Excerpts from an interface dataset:
********************

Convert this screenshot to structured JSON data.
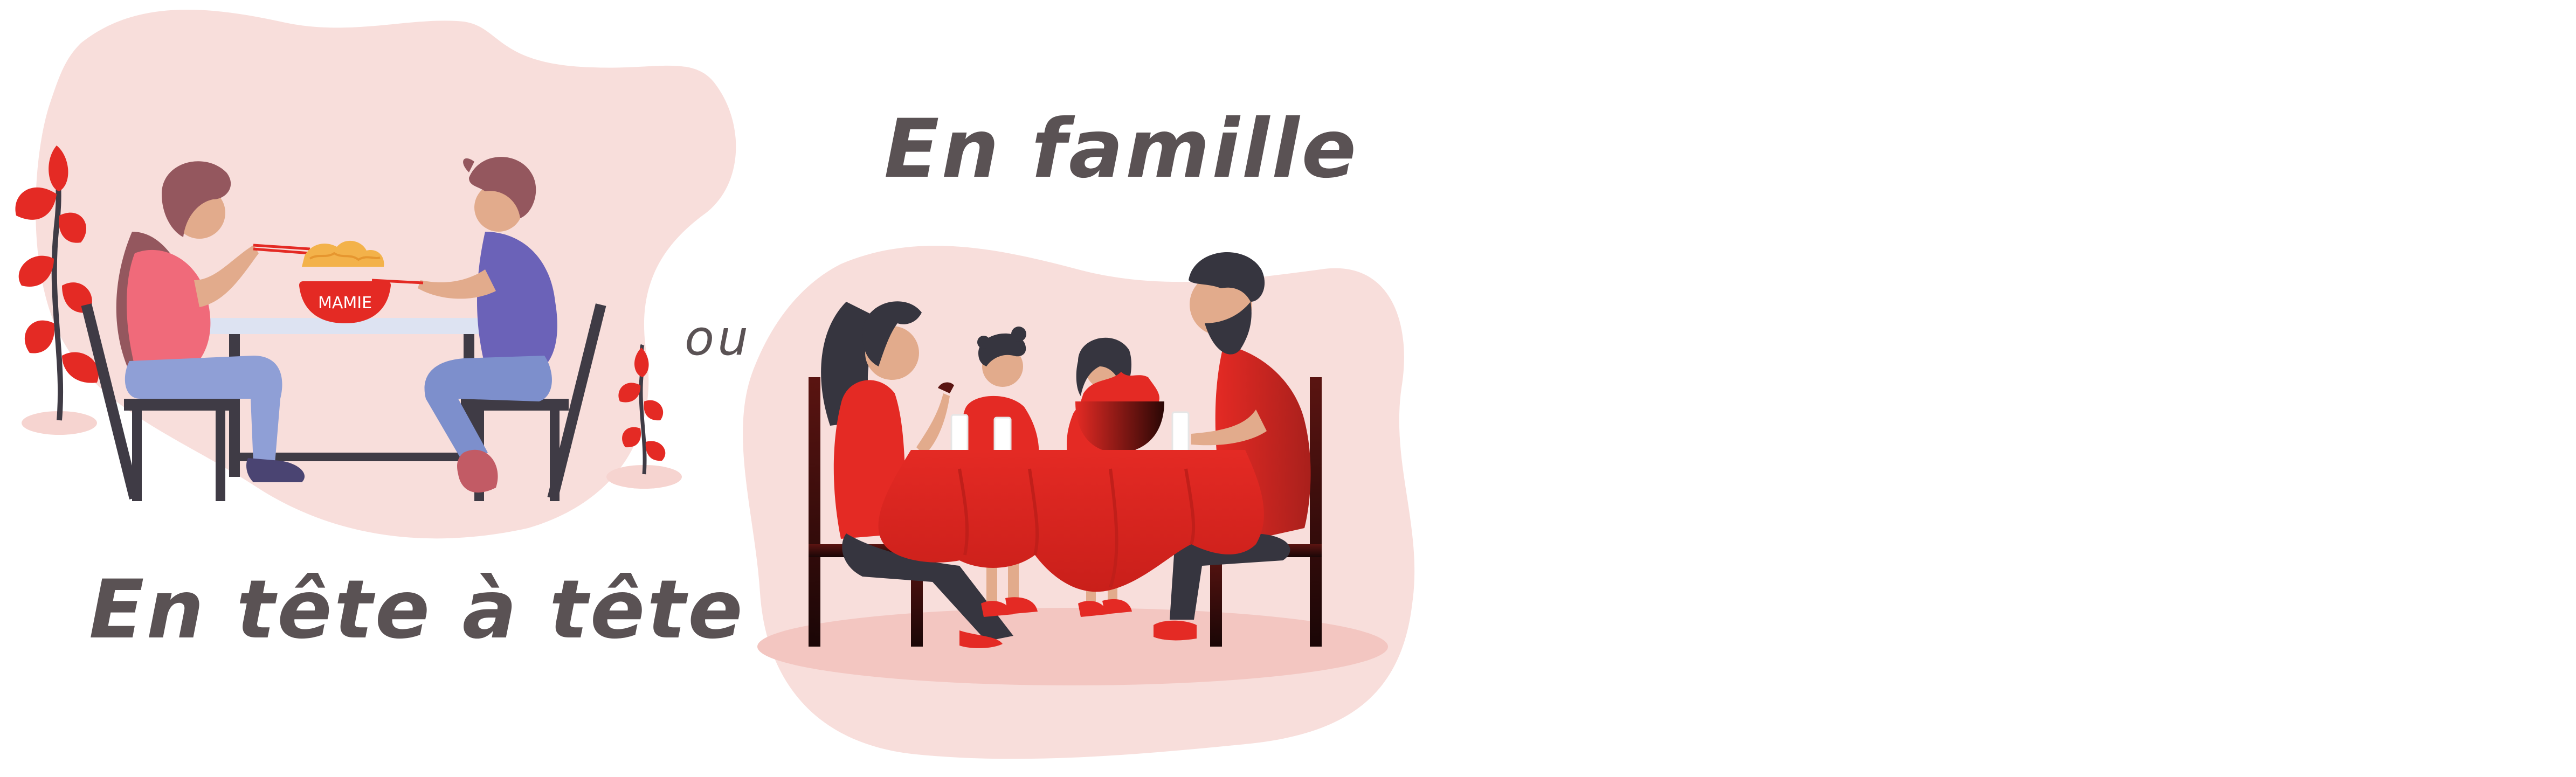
{
  "captions": {
    "couple": "En tête à tête",
    "family": "En famille",
    "or": "ou"
  },
  "bowl_label": "MAMIE",
  "colors": {
    "accent_red": "#e42a24",
    "dark_red": "#8c1a17",
    "blob_pink": "#f8dedb",
    "floor_pink": "#f3c6c1",
    "text_gray": "#5a5254",
    "chair_dark": "#3f3b45",
    "denim": "#7d8fcc",
    "skin": "#e2ab8c",
    "hair_brown": "#94575e",
    "hair_dark": "#36353f"
  },
  "icons": [
    "couple-dining-illustration",
    "family-dining-illustration",
    "leaf-plant-icon",
    "noodle-bowl-icon",
    "wine-glass-icon"
  ]
}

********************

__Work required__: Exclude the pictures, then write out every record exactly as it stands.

__Solution to the problem__:
Convert this screenshot to structured JSON data.
{
  "captions": {
    "couple": "En tête à tête",
    "family": "En famille",
    "or": "ou"
  },
  "bowl_label": "MAMIE",
  "colors": {
    "accent_red": "#e42a24",
    "dark_red": "#8c1a17",
    "blob_pink": "#f8dedb",
    "floor_pink": "#f3c6c1",
    "text_gray": "#5a5254",
    "chair_dark": "#3f3b45",
    "denim": "#7d8fcc",
    "skin": "#e2ab8c",
    "hair_brown": "#94575e",
    "hair_dark": "#36353f"
  },
  "icons": [
    "couple-dining-illustration",
    "family-dining-illustration",
    "leaf-plant-icon",
    "noodle-bowl-icon",
    "wine-glass-icon"
  ]
}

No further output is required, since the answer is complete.